“Bottom line is that if you want to break into the comic book world, or any artistic venue for that matter, you have to start at the bottom and work your way up,”
– Commenter on Newsarama, ‘defending’ Bluewater by calling them “the bottom”
Bluewater Comics has an awful contract that creators sign because they’re desperate to “break into” the industry. Basically, they don’t pay you until a comic book is “profitable” and then it’s a royalty, with no advances. Which is kind of a shitty contract in the book world, but you still see it. The difference is that in this case Bluewater owns or licenses the Intellectual Property (IP) and what they’re doing is developing that IP for other-media on the backs of young freelancers, whom they never have to pay, and that moves from being a shitty contract to exploitation.
Here’s the secret about not getting paid for work: If you’re not being held to a professional standard (and the page rates in the comics industry are often criminally low, and easy-to-hit…) then you’re generally not turning in professional work. Does the poor bastard who turns out an ugly, unedited Ronald Reagan bio for Bluewater think that they’ve got “a portfolio piece”? Do they think they’re “professional” now? No, fuck no. Any self-respecting editor at any company knows that Bluewater is churning out books with very little quality control, that a “portfolio piece” from them counts for very little unless the freelancer was exceptionally talented to begin with. Talented artists: Build your portfolios for and by yourself, and not, say, by providing free artwork to companies who could pay you, but don’t want to. It’s the quality of what you produce that will decide whether you get hired or fired. The “even if we don’t pay them it’s still a portfolio piece” argument is a myth, flat-out, myth, because if you’re putting together a portfolio you put your strongest work in.
(Admittedly, it’s probably a better deal for writers, because it’s harder to ‘show’ writing samples than art samples, but I have yet to read any of their bio comics that are any good, and even if someone wrote a stunning biography of Oprah Winfrey, I have a hard time believing an editor is going to look at that and go “Shit, this person writes great trashy celeb cash-in biographies, I definitely want to see what they can do with a completely different style of writing.” Like, it could happen, but colour me unsurprised that it hasn’t yet.)
There are a number of companies that will pay freelancers to do comics, not promise to pay them if certain conditions are met, and leaving behind a long trail of dissatisfied creators claiming non-payment.
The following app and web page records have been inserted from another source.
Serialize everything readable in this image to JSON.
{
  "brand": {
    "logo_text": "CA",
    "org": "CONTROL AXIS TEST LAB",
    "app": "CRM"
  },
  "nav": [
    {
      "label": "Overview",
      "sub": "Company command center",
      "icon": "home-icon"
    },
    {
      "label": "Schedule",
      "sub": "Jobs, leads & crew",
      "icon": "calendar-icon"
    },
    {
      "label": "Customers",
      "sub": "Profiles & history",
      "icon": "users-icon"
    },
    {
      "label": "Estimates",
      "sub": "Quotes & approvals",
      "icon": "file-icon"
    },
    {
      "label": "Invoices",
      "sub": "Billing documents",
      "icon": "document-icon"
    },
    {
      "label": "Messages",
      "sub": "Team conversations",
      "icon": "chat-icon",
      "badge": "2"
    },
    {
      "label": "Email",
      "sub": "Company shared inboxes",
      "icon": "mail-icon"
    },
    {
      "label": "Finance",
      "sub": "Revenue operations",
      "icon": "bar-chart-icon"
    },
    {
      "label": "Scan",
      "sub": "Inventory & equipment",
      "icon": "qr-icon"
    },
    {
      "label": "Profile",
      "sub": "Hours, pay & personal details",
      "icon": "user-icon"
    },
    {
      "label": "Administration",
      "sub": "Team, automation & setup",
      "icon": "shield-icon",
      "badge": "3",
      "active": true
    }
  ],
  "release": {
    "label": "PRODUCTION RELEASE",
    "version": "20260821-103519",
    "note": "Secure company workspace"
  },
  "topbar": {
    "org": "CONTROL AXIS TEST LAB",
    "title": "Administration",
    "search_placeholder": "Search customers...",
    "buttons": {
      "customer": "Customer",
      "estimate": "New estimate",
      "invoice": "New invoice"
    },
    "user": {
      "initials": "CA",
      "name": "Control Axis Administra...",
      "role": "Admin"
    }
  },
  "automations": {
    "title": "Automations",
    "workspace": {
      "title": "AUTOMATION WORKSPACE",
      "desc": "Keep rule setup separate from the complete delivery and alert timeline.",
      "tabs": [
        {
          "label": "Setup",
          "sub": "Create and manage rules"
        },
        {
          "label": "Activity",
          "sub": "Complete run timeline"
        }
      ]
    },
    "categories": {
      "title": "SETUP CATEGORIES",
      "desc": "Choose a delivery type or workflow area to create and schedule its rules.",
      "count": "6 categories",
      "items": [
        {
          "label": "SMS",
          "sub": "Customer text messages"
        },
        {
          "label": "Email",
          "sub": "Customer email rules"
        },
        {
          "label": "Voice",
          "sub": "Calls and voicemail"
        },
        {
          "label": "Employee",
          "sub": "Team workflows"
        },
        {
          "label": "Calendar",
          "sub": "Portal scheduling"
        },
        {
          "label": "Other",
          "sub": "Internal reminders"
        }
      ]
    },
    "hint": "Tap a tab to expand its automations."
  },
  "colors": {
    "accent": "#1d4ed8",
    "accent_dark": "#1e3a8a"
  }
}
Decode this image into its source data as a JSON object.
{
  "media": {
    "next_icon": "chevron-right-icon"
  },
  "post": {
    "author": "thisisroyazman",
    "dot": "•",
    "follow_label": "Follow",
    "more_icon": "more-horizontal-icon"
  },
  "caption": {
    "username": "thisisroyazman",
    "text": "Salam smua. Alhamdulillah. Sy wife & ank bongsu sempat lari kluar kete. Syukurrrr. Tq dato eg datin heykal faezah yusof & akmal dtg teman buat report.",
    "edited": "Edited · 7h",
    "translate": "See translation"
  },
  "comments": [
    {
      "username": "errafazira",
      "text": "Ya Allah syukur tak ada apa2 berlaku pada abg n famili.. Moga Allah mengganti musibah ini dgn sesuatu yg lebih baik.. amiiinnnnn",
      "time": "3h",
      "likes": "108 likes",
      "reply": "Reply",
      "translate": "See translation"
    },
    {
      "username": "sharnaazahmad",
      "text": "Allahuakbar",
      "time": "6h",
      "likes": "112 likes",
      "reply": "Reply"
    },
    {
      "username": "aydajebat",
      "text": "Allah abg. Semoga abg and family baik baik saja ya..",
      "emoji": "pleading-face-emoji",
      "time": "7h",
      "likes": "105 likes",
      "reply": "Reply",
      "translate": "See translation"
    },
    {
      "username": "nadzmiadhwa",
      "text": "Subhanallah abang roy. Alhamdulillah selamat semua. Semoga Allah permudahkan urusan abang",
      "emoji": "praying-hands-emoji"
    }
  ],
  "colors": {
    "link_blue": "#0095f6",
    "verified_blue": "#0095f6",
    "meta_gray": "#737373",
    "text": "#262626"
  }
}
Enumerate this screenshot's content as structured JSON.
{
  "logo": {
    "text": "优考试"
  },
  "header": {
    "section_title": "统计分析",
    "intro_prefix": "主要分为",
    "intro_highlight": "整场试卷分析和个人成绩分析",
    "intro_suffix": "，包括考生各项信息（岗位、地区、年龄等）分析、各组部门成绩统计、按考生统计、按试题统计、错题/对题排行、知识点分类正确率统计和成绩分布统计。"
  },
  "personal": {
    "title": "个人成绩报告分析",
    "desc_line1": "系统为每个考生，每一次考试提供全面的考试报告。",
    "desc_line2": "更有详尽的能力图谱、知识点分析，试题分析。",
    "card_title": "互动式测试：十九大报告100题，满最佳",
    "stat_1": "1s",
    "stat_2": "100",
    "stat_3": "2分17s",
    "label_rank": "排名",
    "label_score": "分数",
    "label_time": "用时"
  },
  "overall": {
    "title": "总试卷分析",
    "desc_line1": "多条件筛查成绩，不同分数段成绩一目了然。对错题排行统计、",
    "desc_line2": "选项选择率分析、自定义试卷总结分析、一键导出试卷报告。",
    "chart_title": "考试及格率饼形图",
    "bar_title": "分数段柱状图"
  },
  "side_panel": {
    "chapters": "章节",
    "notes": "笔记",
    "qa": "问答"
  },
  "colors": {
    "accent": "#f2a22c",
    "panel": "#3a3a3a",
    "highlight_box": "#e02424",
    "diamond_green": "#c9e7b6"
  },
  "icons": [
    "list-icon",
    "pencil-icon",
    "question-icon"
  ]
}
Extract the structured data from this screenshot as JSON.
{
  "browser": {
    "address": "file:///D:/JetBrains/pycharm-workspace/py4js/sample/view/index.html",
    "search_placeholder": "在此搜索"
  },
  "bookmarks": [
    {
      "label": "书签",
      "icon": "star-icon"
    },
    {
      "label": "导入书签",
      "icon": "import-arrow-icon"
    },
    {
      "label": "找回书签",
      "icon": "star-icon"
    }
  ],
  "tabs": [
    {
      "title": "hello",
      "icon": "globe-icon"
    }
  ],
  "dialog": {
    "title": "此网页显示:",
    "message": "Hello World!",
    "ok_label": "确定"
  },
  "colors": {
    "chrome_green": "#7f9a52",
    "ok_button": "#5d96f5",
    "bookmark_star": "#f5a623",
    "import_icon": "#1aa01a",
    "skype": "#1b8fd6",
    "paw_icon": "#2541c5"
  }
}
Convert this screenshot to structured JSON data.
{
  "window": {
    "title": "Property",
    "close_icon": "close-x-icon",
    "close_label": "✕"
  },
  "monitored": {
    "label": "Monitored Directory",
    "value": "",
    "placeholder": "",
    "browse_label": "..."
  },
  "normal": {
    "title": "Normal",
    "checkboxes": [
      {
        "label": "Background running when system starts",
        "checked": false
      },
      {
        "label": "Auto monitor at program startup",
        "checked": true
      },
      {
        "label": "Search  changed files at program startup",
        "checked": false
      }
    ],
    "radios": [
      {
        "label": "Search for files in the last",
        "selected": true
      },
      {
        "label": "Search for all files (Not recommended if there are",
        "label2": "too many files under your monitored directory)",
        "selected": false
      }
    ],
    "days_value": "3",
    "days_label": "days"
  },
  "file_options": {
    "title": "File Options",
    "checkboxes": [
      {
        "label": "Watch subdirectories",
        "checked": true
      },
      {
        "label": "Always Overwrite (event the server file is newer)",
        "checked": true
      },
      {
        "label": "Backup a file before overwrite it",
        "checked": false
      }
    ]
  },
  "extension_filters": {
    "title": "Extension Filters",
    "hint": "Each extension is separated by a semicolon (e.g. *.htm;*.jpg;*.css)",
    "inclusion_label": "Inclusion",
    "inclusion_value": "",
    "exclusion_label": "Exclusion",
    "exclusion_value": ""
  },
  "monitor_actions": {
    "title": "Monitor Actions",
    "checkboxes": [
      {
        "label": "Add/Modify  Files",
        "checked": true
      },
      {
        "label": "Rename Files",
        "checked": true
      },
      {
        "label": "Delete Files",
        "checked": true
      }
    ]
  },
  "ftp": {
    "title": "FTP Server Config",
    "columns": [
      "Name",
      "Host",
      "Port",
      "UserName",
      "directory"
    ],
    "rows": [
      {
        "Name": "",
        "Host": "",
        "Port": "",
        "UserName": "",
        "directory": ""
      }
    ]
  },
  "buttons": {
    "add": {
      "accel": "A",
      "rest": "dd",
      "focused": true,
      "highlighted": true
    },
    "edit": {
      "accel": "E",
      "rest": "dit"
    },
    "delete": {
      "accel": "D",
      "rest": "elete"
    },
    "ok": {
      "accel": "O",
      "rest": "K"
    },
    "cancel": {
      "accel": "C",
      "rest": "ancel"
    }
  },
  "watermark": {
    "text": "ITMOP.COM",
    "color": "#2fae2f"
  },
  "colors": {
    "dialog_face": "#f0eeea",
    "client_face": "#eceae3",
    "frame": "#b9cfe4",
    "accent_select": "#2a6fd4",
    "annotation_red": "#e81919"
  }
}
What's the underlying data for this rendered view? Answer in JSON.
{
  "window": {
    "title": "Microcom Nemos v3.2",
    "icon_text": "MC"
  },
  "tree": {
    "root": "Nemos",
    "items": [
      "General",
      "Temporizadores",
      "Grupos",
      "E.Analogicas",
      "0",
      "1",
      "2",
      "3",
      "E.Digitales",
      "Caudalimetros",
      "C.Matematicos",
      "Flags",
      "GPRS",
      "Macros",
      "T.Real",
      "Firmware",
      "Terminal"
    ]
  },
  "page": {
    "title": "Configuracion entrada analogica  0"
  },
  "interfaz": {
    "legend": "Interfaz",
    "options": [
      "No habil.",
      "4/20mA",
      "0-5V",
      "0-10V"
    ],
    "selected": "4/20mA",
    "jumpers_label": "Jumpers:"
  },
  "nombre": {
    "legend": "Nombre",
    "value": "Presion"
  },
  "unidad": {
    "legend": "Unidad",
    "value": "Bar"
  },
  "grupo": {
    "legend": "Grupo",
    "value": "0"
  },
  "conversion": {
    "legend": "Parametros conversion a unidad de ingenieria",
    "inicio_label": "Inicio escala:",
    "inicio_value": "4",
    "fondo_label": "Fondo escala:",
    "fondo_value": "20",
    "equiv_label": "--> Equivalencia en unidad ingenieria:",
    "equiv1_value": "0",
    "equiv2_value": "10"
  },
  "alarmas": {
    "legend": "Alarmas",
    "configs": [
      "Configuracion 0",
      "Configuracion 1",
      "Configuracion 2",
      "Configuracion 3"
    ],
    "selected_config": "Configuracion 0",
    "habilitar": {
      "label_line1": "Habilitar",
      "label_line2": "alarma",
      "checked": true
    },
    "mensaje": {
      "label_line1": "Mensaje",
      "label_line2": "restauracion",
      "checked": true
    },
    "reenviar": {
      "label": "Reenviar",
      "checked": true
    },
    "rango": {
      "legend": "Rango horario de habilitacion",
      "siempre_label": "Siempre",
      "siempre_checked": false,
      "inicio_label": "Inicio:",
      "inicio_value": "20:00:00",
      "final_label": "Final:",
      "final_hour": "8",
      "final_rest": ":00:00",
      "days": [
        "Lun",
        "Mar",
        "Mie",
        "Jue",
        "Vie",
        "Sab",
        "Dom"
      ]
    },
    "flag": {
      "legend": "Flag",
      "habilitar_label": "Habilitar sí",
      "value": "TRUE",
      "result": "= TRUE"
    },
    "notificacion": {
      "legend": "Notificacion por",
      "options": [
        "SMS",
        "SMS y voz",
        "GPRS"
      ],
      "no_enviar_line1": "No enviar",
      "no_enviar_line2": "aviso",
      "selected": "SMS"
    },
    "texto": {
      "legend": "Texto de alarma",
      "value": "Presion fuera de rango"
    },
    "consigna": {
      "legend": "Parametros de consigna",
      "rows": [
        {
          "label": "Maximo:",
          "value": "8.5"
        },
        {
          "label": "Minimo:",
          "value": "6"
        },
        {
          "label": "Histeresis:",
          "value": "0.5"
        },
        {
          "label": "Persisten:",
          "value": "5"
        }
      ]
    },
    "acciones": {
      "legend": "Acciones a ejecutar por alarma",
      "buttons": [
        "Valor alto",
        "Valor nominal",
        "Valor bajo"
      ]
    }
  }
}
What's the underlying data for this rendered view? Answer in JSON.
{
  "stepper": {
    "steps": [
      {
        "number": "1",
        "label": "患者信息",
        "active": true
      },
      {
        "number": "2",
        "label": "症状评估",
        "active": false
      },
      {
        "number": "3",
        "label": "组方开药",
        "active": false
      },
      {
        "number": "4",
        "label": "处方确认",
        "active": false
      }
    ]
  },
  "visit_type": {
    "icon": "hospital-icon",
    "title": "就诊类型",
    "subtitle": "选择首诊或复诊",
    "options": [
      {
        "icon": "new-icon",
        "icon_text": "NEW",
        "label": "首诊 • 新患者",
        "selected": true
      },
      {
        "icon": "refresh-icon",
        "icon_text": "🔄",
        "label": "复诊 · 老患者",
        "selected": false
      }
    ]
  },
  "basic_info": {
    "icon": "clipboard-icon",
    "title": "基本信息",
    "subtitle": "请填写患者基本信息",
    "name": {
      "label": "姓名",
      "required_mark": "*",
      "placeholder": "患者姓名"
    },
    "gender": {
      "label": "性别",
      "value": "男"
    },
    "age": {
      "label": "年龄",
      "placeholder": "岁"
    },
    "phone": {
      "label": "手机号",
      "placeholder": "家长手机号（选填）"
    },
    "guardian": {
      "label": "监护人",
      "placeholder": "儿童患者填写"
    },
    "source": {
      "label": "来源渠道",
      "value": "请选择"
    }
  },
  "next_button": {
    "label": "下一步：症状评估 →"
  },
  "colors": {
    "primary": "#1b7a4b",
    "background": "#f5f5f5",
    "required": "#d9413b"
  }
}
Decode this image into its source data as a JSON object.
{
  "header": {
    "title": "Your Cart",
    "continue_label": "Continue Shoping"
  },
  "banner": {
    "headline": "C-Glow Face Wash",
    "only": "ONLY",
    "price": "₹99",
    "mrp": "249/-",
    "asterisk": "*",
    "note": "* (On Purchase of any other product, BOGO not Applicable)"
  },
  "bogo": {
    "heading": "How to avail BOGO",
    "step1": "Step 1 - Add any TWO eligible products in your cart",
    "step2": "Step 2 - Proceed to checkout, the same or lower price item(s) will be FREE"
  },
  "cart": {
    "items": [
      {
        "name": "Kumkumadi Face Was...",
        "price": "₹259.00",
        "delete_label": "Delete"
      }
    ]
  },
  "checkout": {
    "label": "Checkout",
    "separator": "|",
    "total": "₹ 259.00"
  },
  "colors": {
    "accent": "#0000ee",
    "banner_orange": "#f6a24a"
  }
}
My advice to aspiring talent is to find them, and realize that starting at the bottom doesn’t necessarily mean the gutter.